  • Nearly one million immigrants are ignoring deportation orders, and more than 170,000 of them are convicted criminals.

  • Josh Craddock argues that pro-lifers need to abandon their approach of working within the confines of Supreme Court decisions:

    The Hellerstedt decision reaffirmed that any significant impediment to abortion will be struck down under the existing judicial regime, even regulations designed to keep abortion “safe, legal, and rare” (a goal that has been embarrassingly adopted by many pro-life leaders). Such regulations, even if upheld, merely serve to sanitize abortion in the public eye. “At least there are no more Gosnells,” the well-intentioned public might say, as the local abortionist with hospital admitting privileges commits the same atrocities legally in a regulated clinic.

    Those who are serious about ending abortion need to acknowledge that laboring within the confines of Casey is futile. Hellerstedt proves that approach will never achieve abolition. We cannot satisfy ourselves with petty regulations on abortion that trim the abortion weed while strengthening its root.


    The Supreme Court has long since undermined its own legitimacy as a fair and neutral arbiter. Last year’s ruling in Obergefell, as well as so many others, have exposed the Court as nothing more than another political branch—a robed oligarchy that has unconstitutionally aggrandized itself through the false doctrine of judicial supremacy and cloaked its unconstrained willfulness in the language of law.

    Later still:

    This naked power grab presents elected and appointed leaders with an opportunity to disregard and resist the Court’s unjust and illegitimate rulings. Although we ought not lightly upend our judicial system, there comes a time when gross disregard for human life and for our constitutional order should stir us from docile obedience and impel us to resistance.

  • Jonah Goldberg has an idea:

    The federal government needs to compile a list of women who shouldn’t be allowed to get abortions. The criteria for getting on the list must be flexible. If an official at, say, the NIH or FBI think that a woman should be a mother for some reason or other, he or she can block an abortion. Maybe the woman has great genes or a high IQ or the sorts of financial resources we need in parents. Let’s leave that decision where it belongs: in the hands of the government.

    Heck, there’s really no reason even to tell women if they’re on the “no abort” list. Let them find out at the clinic. And if they go in for an abortion only to discover they are among the million or more people on the list, there will be no clear process for getting off it, even if it was a bureaucratic error or case of mistaken identity.

  • Speaker of the House Paul Ryan scheduled a gun control vote for next week, and Brian Darling writes that this is yet another example of why Republicans lose.

  • Senator Sheldon Whitehouse claims the U.S. Navy is evaluating its base commanders on their belief in climate change and how they communicate its effects.

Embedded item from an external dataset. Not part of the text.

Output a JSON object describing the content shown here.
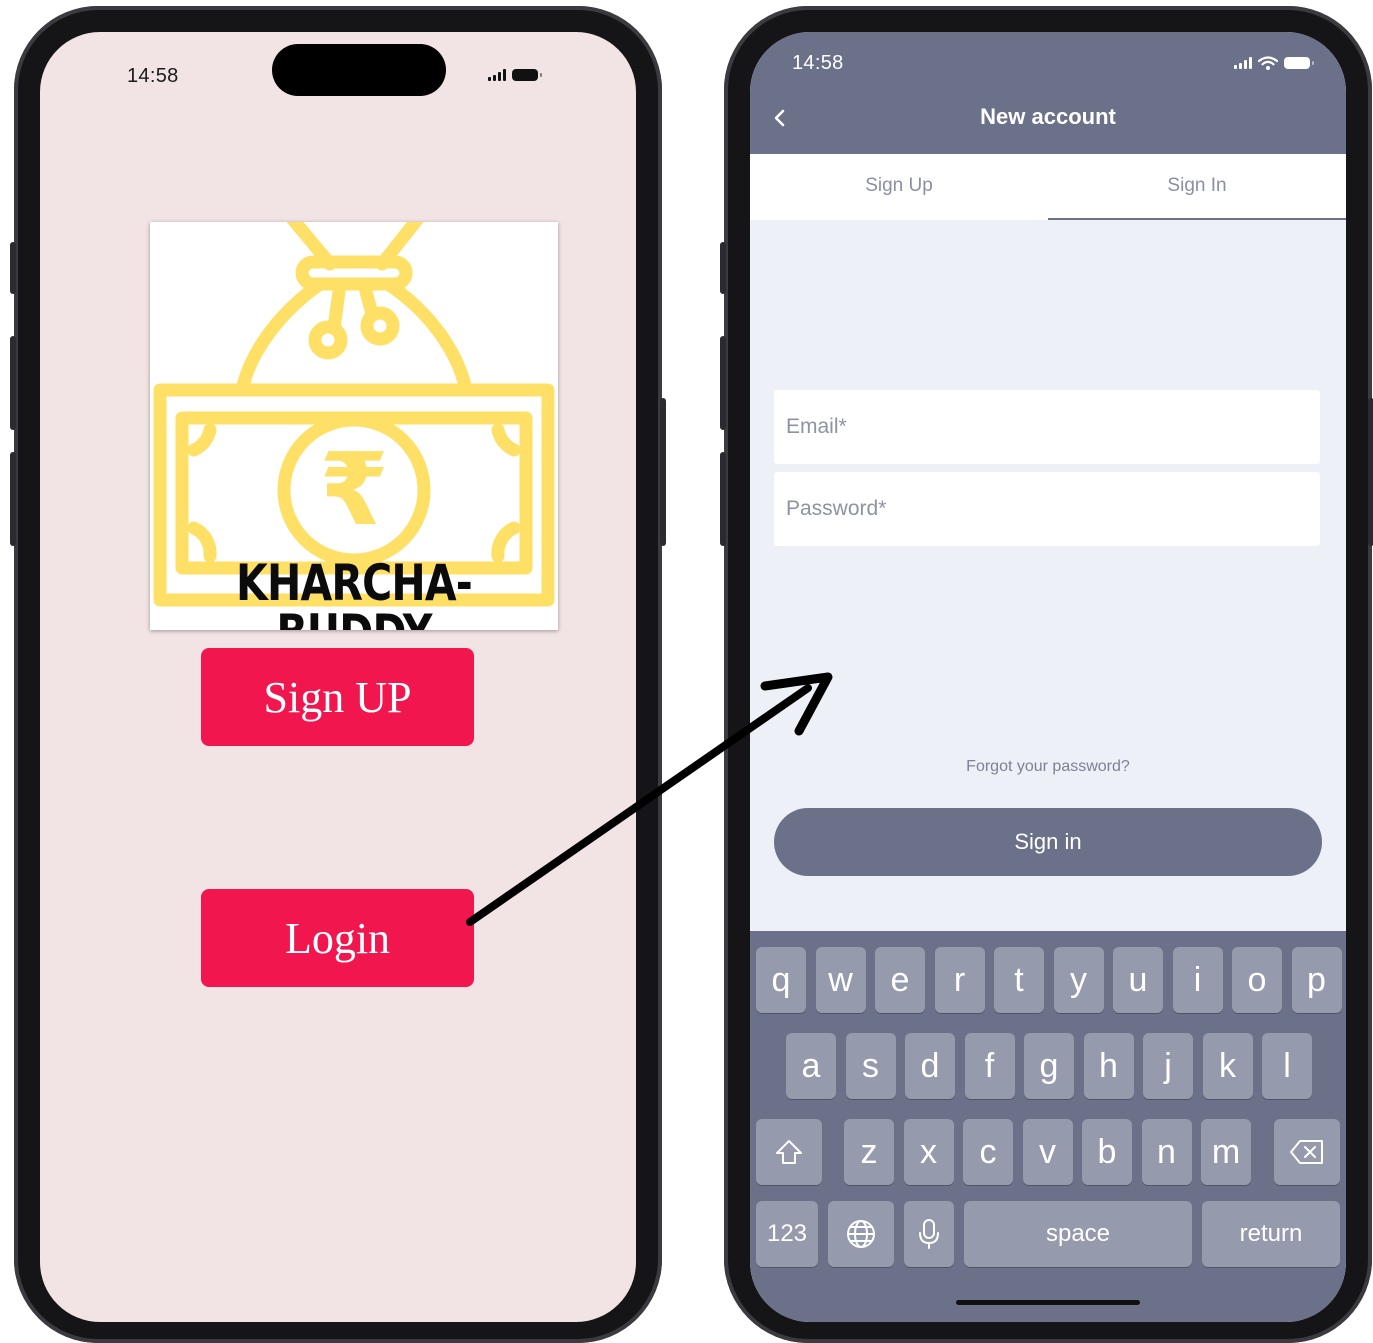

If true, this explains a lot.

  • President Obama signed a bill that restructures Puerto Rico’s $70 billion debt and establishes an oversight board that’s supposed to steer the island out of its financial crisis. Puerto Rico still defaulted on a $1.9 billion general obligation bond payment today. Mario Loyola explains how federal government laws and regulations contributed to Puerto Rico’s predicament.

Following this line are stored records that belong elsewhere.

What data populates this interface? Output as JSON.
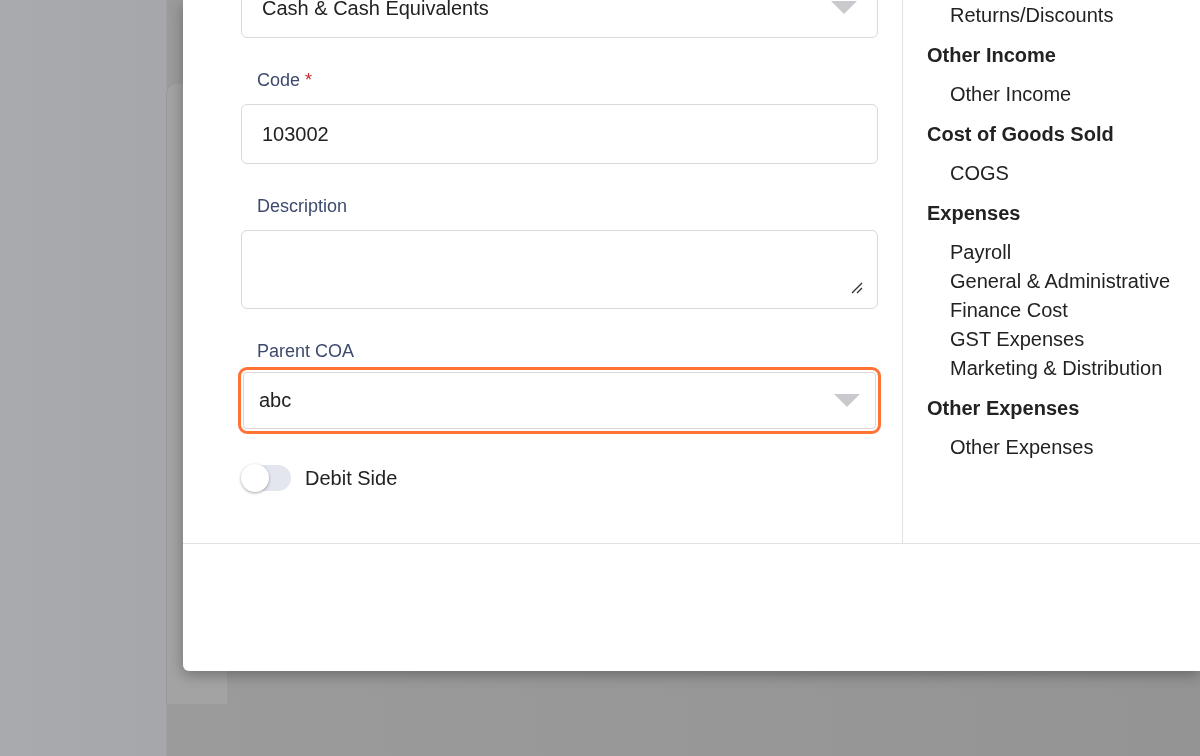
{
  "form": {
    "fields": [
      {
        "kind": "select",
        "value": "Cash & Cash Equivalents",
        "highlighted": false
      },
      {
        "kind": "text",
        "label": "Code",
        "required_mark": "*",
        "value": "103002",
        "highlighted": false
      },
      {
        "kind": "textarea",
        "label": "Description",
        "highlighted": false
      },
      {
        "kind": "select",
        "label": "Parent COA",
        "value": "abc",
        "highlighted": true
      }
    ],
    "toggle": {
      "label": "Debit Side",
      "on": false
    }
  },
  "account_groups": [
    {
      "items": [
        "Returns/Discounts"
      ]
    },
    {
      "heading": "Other Income",
      "items": [
        "Other Income"
      ]
    },
    {
      "heading": "Cost of Goods Sold",
      "items": [
        "COGS"
      ]
    },
    {
      "heading": "Expenses",
      "items": [
        "Payroll",
        "General & Administrative",
        "Finance Cost",
        "GST Expenses",
        "Marketing & Distribution"
      ]
    },
    {
      "heading": "Other Expenses",
      "items": [
        "Other Expenses"
      ]
    }
  ]
}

  • Two years of low oil prices pushed American shale oil producers to improve efficiency, and they’ve managed to stretch the output from shale wells significantly. In the Permian Basin in 2013, output from the average shale oil well dropped 28% four months after reaching peak production; in 2015 that was down to 18%.

  • U.S. intelligence agencies have identified nine training camps in Iran run by the Islamic Revolutionary Guards Corps that train Afghans to fight in Syria.

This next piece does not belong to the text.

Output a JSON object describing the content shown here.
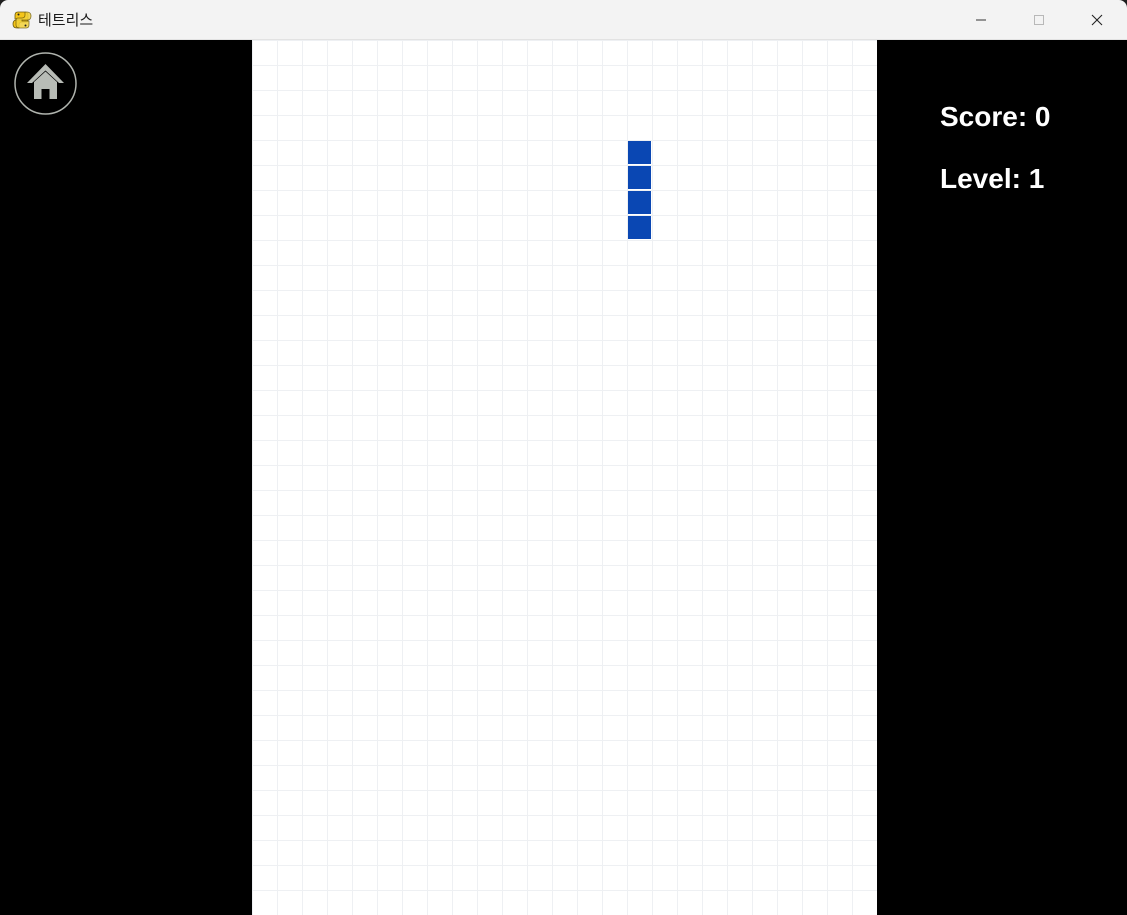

  • Austria’s Constitutional Court ordered the country’s presidential runoff election be re-run because mail-in ballots were mishandled during the last election.

  • Turkey’s parliament approved a law that restructures the country’s two highest courts. Most of the 711 judges on those two courts will be removed, giving President Recep Tayyip Erdogan an opportunity to stack the courts in his favor.